• [How to complete this task]:
All lines in the records that carry the string "JSON" are to be shown.

>>>

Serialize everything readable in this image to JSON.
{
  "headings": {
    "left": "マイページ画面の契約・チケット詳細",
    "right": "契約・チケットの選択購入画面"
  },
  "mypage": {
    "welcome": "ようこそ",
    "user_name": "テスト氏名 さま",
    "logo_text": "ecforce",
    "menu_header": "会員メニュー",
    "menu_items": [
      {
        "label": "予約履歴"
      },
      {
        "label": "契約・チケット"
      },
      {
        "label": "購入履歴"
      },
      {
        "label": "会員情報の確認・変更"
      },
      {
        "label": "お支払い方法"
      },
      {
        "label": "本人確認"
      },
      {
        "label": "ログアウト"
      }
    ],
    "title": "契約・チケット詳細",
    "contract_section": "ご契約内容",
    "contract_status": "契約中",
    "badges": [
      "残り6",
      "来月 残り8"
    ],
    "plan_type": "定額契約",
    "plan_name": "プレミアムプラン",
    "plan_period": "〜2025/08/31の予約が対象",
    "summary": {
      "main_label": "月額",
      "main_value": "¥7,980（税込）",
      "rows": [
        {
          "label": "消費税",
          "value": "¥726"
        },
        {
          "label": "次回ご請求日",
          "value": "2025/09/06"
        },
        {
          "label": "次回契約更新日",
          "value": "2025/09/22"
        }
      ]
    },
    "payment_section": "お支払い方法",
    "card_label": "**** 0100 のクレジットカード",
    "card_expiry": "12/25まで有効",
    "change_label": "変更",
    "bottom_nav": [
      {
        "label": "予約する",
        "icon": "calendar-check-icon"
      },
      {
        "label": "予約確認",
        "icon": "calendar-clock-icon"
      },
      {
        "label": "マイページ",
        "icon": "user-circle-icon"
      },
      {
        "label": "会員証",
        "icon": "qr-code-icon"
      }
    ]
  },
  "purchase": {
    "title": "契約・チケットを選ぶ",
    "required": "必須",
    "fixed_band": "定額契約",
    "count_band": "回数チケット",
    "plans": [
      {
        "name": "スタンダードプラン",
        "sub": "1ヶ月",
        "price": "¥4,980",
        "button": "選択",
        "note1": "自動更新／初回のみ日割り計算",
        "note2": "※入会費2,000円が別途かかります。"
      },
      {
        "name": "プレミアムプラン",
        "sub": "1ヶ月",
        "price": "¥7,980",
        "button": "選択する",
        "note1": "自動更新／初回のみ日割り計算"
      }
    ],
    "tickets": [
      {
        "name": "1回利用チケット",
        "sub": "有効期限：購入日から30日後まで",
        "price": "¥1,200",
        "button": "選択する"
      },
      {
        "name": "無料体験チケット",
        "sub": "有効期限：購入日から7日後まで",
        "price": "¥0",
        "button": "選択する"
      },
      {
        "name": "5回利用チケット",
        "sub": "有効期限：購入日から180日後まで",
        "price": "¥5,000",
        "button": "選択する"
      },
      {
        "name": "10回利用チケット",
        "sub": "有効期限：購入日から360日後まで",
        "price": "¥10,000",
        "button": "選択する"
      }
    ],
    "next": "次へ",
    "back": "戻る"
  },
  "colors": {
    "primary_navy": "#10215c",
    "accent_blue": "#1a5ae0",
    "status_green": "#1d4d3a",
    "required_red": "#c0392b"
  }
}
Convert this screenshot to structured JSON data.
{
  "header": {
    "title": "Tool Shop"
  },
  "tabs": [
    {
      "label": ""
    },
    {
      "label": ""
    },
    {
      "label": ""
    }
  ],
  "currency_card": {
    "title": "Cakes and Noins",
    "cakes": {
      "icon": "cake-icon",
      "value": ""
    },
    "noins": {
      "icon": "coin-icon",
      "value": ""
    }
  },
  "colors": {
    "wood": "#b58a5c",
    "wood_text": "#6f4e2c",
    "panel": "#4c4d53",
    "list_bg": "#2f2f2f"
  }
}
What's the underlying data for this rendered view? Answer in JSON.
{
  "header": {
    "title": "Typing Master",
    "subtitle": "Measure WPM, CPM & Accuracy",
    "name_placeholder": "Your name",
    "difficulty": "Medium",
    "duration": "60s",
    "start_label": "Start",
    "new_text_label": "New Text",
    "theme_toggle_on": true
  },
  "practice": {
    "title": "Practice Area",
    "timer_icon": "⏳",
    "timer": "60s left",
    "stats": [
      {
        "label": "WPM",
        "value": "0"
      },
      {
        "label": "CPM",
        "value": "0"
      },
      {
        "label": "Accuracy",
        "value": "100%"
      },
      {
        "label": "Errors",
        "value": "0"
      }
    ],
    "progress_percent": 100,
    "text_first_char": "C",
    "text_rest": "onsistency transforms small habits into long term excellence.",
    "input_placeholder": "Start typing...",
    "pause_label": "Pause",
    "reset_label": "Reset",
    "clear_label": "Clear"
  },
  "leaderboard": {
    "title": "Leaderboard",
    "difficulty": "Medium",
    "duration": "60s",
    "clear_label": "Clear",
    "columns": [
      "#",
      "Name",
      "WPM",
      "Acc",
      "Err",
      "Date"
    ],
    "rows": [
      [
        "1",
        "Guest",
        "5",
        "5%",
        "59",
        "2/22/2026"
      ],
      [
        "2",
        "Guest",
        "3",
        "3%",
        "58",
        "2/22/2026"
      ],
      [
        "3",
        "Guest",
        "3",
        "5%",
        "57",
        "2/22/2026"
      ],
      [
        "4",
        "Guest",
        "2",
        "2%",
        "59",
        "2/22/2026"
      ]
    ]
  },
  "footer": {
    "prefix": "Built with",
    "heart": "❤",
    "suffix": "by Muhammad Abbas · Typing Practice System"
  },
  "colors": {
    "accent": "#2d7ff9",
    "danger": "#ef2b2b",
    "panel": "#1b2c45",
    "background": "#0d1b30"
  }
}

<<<

• [Output for this task]:
Serialize everything readable in this image to JSON.
Convert this screenshot to structured JSON data.
What's the underlying data for this rendered view? Answer in JSON.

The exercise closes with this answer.